PROMPT> Every line of the records below that has the word "label" should be copied.

[Interface dataset entries]
=== Section Start ===
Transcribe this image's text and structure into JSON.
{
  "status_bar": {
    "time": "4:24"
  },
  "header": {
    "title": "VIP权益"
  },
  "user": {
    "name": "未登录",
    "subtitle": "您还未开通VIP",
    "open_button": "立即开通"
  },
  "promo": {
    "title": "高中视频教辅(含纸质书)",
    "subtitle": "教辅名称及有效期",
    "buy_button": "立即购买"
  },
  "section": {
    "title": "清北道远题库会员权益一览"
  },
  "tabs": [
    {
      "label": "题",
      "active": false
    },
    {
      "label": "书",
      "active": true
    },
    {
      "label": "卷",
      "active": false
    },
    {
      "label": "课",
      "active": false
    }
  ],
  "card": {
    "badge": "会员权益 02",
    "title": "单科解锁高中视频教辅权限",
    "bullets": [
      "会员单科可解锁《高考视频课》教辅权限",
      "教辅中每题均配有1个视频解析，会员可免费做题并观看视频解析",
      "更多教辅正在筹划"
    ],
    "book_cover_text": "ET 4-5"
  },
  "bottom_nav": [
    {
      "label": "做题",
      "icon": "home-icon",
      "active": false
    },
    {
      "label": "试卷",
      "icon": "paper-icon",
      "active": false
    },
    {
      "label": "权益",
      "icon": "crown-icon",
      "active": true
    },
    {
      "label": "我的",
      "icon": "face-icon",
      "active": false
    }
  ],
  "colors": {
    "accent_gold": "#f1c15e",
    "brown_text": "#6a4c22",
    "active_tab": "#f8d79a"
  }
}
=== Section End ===
EXERCISE RESPONSE>
      "label": "题",
      "label": "书",
      "label": "卷",
      "label": "课",
      "label": "做题",
      "label": "试卷",
      "label": "权益",
      "label": "我的",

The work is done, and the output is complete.